Sea pickle
Sea pickles (Pyrosoma atlanticum) are invading new territory. (Image credit: Mark Farley)

A surprising newcomer is taking over the waters that lie off the Pacific Northwest coast. Gelatinous pink sea pickles first invaded the area in 2014, and now researchers report that these tubular tunicates appear to have fully colonized their new habitat and show no signs of leaving.

Sea pickles (Pyrosoma atlanticum) are a type of pyrosome— a free-floating colony of hundreds of thousands of tiny, multicellular animals called zooids. Each cylindrical colony feeds on phytoplankton by filtering several liters of water per hour. Most species of pyrosomes, including sea pickles, are considered tropical-to-subtropical creatures and are commonly found off the coast of southern California.  

But in 2014, fishermen, beachgoers and scientists began noticing the tropical intruders in the cooler waters off the coast of northern California, Oregon and Washington. By the summer of 2017, sea pickles had been observed in unprecedented numbers off the coast of Oregon. That made marine biologists start to wonder if sea pickles had found a permanent new home. [Gallery: Jaw-Dropping Images of Life Under the Sea]

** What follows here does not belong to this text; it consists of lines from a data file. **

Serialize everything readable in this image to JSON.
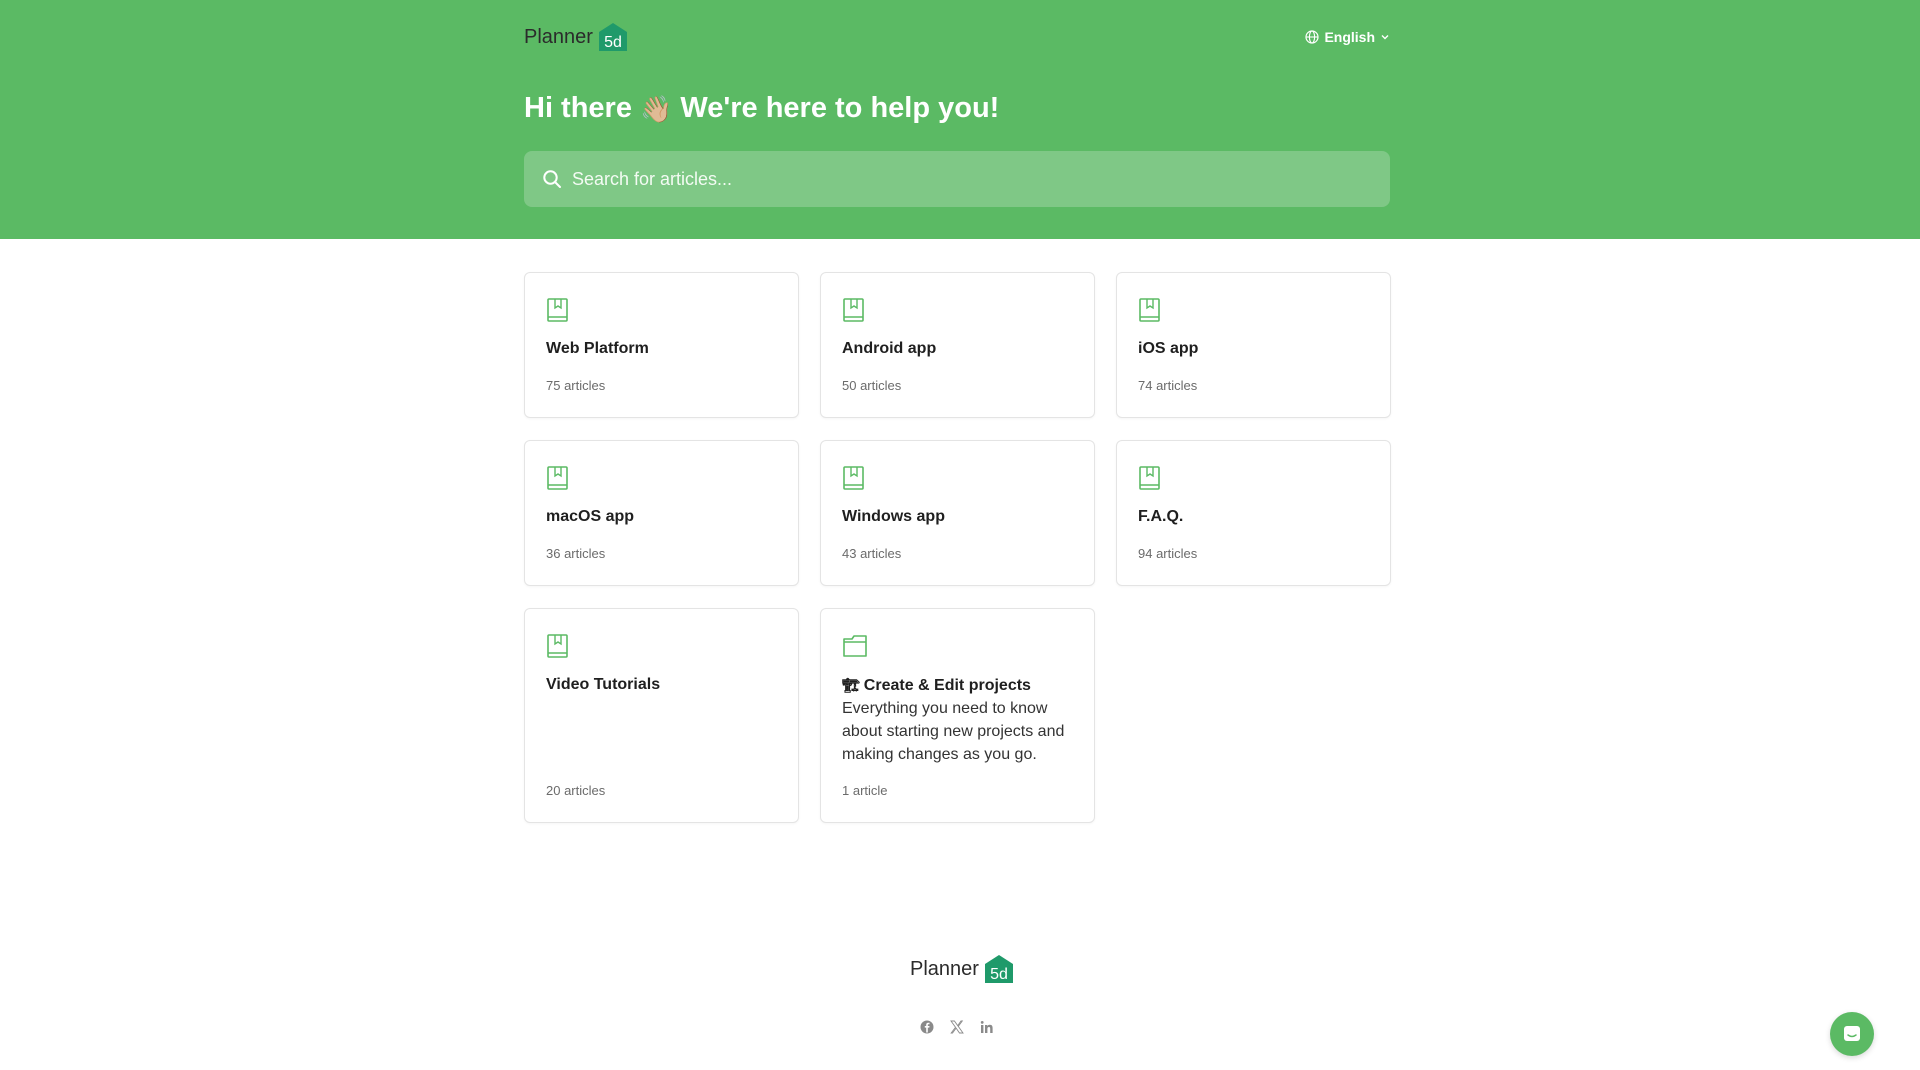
{
  "brand": {
    "name": "Planner",
    "mark": "5d",
    "color": "#5bba64"
  },
  "header": {
    "language": "English",
    "greeting": "Hi there",
    "greeting_emoji": "👋🏼",
    "tagline": "We're here to help you!",
    "search_placeholder": "Search for articles..."
  },
  "collections": [
    {
      "title": "Web Platform",
      "description": "",
      "count": "75 articles",
      "icon": "book-icon"
    },
    {
      "title": "Android app",
      "description": "",
      "count": "50 articles",
      "icon": "book-icon"
    },
    {
      "title": "iOS app",
      "description": "",
      "count": "74 articles",
      "icon": "book-icon"
    },
    {
      "title": "macOS app",
      "description": "",
      "count": "36 articles",
      "icon": "book-icon"
    },
    {
      "title": "Windows app",
      "description": "",
      "count": "43 articles",
      "icon": "book-icon"
    },
    {
      "title": "F.A.Q.",
      "description": "",
      "count": "94 articles",
      "icon": "book-icon"
    },
    {
      "title": "Video Tutorials",
      "description": "",
      "count": "20 articles",
      "icon": "book-icon"
    },
    {
      "title": "Create & Edit projects",
      "title_emoji": "🏗",
      "description": "Everything you need to know about starting new projects and making changes as you go.",
      "count": "1 article",
      "icon": "folder-icon"
    }
  ],
  "footer": {
    "socials": [
      "facebook-icon",
      "x-icon",
      "linkedin-icon"
    ]
  }
}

"These animals may be able to survive in colder water than we previously thought possible, but what might really be contributing to their presence is that the food source off our coast is right for them," lead author Kelly Sutherland, a marine biologist at the University of Oregon, said in a statement.

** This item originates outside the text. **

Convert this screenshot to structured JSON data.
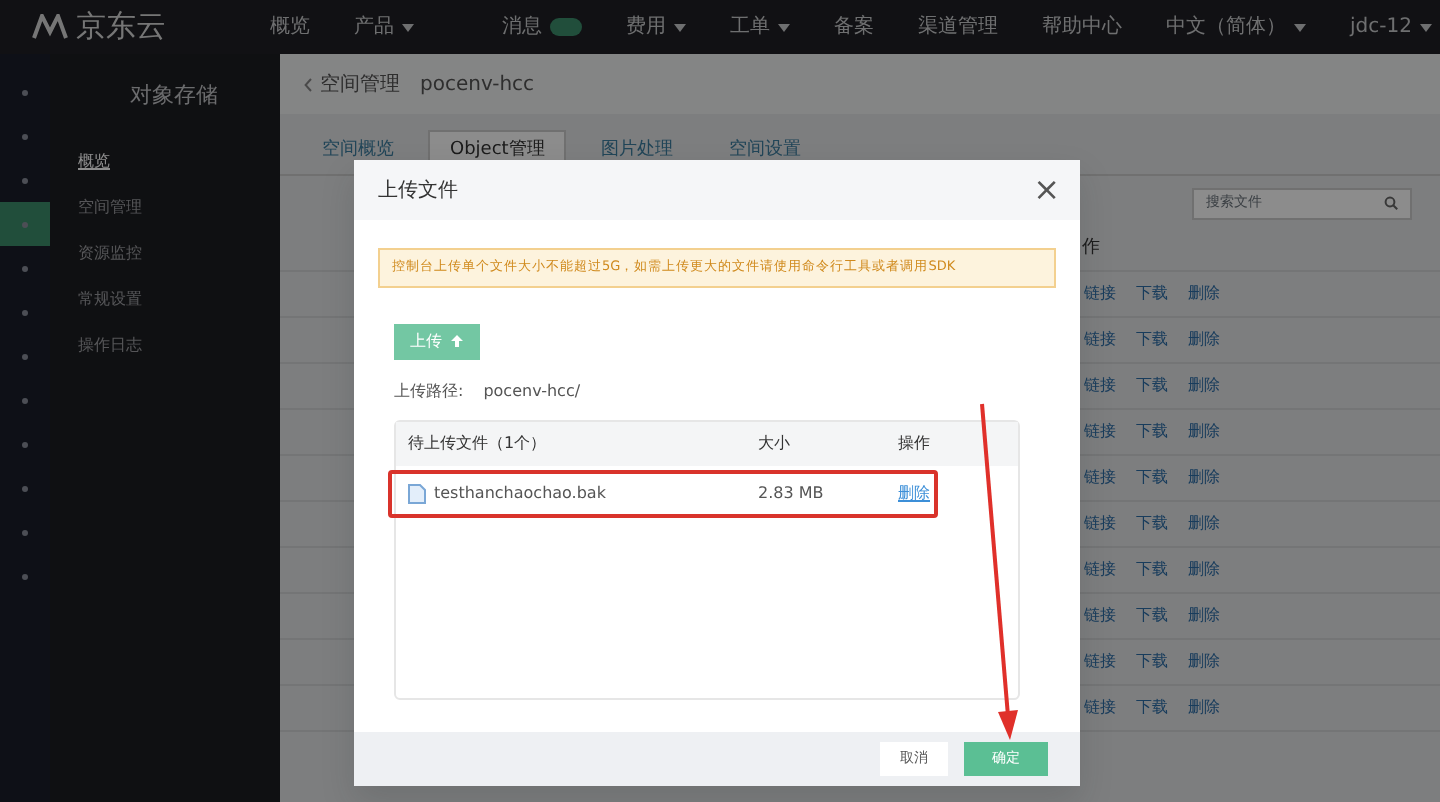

Jessie Masterman, who will be a doctoral student at the Oregon Institute of Marine Biology this fall, shows a double handful of sea pickles. (Image credit: Kelly Sutherland)

Sutherland and her colleagues documented the sea pickle invasion during multiple research cruises in 2017 and earlier this year off the Pacific Northwest coast. They found that sea pickles like to hang out around 130 feet (40 meters) below the surface, where the temperature is a cool 50 degrees Fahrenheit (10 degrees Celsius). And although individual sea pickle colonies can grow to more than 2 feet long, the ones the researchers found were typically smaller: only 1.5 to 10.2 inches (4 to 26 centimeters) long.

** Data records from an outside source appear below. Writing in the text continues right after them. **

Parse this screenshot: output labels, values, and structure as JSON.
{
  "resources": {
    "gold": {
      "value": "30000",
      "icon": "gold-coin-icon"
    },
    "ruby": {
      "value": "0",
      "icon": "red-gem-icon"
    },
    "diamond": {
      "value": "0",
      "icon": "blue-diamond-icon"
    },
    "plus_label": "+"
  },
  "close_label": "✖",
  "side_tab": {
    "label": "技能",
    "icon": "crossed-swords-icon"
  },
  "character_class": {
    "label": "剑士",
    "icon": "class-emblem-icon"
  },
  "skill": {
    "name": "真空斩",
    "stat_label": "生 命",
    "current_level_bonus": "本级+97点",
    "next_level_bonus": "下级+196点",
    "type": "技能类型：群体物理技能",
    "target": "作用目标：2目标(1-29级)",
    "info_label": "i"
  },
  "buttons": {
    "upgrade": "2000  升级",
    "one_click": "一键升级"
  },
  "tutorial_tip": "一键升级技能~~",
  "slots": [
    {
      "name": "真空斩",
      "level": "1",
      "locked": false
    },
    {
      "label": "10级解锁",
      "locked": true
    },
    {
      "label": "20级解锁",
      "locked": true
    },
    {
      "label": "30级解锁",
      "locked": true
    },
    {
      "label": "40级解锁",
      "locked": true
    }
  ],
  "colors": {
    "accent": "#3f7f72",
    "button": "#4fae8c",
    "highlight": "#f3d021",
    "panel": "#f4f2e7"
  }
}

Under the right conditions, sea pickles can form high-density blooms with dozens of individuals per square meter. The blooms can get so large that they're difficult for commercial fishery operations to avoid them. The Pacific Northwest fishing industry struggled in 2017 because of the many sea pickles clogging their nets and the incredible amount of time it took to remove them.

The researchers said these once-tropical sea pickles now appear to be thriving in colder waters, and continued large-scale aggregations of these intruders may force certain fisheries to relocate to avoid having sea pickles obstructing their nets.  

The researchers published their study yesterday (July 19) in the journal Ecology.

Original article on Live Science.

Kimberly Hickok
Live Science Contributor

Kimberly has a bachelor's degree in marine biology from Texas A&M University, a master's degree in biology from Southeastern Louisiana University and a graduate certificate in science communication from the University of California, Santa Cruz. She is a former reference editor for Live Science and Her work has appeared in Inside Science, News from Science, the San Jose Mercury and others. Her favorite stories include those about animals and obscurities. A Texas native, Kim now lives in a California redwood forest.